For small business owners, the intrigue of taking their products and services off shore can be too exciting to ignore.  But among all the hype that international business can bring, there are still numerous risks to assess and manage if you decide international trade is right for you.

Perhaps the most important area to consider when investigating international trade is the contract you hold with the customer or supplier.  The basic form of the contract is important as the form chosen will depend on the law to which it will apply, particularly whether it will come under the common law system or the civil law system.

So if you are considering taking the plunge and looking offshore to expand your business, here are the top five issues you need to be aware of in regard to the contract.  It’s important to keep in mind these are basic points that need to be dealt with wholly in a proper agreement for international trade.  The amount of money invested in your international trades will determine just how much advice you should need in relation to a range of things, including risk assessment, government restrictions, product liability, credit insurance, credit checks and political risk in your target country.

  1. Payment – this is particularly important before you develop an ongoing, trusting relationship with the purchaser of your product.

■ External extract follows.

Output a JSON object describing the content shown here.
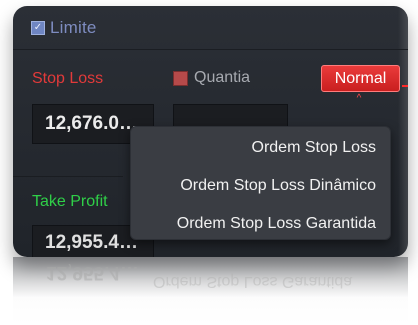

There are a number of avenues for you to tackle this, including pre-payment, obtaining an irrevocable letter of credit, credit checks or taking out credit insurance.
  2. Language – the language of the contract is of utmost importance to avoid any potential disputes. It will be to your advantage to have the contract written in English.
  3. Jurisdiction – You’ll need to consider which laws will apply to the contract. You may decide the laws of the country where the other party is situated are sufficiently clear and robust to rely on them. However, in a lot of circumstances, it is advantageous to apply the laws of Australia to your contract.  As a compromise, both parties may agree the laws of an independent third country might apply to the contract as long as the laws of the third country were reliable.
  4. Dispute resolution – There are a number of ways you can go about creating a clear dispute resolution process.  One option for you is to specify that disputes will be resolved by arbitration in a reputable centre like New York, Singapore, London, Sydney or Paris.  While that may sound extravagant and unnecessary, this can be very important when dealing with a customer in a less developed country where there can be little confidence you will receive a fair decision.  Countries which are signatories to the New York Convention on the enforcement of arbitration awards will generally allow the enforcement through their courts of an award made by an authority in a fellow participant country.
  5. Intellectual property – Before you reveal your intellectual property to someone outside Australia, you should obtain advice on the protection available to you. You will need to decide whether protection is desirable before revealing all.

About the author

Robert Cunningham is Special Counsel at Brisbane-based Paxton-Hall Lawyers.